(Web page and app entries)

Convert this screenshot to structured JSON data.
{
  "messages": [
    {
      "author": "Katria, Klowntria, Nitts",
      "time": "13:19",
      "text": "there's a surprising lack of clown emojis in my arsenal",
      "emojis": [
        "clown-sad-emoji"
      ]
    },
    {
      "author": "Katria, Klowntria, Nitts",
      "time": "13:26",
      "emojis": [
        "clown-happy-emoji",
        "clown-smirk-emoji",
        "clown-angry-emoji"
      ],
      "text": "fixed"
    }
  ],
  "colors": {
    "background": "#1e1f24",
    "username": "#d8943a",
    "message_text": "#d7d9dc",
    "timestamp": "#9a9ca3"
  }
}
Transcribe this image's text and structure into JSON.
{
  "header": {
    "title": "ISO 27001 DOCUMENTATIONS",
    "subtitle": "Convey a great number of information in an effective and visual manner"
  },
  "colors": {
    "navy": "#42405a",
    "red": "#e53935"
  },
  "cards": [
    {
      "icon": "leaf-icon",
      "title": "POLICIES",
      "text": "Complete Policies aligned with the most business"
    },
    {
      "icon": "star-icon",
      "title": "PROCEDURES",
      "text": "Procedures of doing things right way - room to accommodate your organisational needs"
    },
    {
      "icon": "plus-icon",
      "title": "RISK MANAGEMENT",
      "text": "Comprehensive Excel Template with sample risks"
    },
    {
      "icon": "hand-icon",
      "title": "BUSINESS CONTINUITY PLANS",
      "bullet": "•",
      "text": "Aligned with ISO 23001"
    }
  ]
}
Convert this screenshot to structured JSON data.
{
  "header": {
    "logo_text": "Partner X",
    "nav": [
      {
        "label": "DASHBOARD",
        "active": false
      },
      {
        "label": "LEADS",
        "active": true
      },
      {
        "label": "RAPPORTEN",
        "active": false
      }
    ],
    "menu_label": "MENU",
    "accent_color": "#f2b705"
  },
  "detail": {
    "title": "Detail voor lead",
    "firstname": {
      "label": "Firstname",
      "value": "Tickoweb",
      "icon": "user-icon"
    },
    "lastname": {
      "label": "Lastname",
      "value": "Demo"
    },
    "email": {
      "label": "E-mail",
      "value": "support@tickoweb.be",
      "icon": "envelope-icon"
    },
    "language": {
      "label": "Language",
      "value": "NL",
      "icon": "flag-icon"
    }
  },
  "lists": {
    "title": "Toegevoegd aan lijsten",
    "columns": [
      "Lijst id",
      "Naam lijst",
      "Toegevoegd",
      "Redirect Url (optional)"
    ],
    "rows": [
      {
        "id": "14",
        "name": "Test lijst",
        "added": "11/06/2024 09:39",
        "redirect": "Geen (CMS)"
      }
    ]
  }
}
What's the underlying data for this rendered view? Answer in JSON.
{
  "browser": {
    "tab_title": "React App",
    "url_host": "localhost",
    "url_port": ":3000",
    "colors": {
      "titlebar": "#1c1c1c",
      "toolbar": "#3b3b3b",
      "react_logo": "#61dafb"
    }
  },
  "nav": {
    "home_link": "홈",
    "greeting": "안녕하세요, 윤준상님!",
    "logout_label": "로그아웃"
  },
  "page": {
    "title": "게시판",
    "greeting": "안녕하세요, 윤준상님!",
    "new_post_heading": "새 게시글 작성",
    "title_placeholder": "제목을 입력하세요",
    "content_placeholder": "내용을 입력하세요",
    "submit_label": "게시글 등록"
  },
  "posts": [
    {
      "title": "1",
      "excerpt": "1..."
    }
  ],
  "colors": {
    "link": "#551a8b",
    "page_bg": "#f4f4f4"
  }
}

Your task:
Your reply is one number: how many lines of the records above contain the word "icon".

Response:
7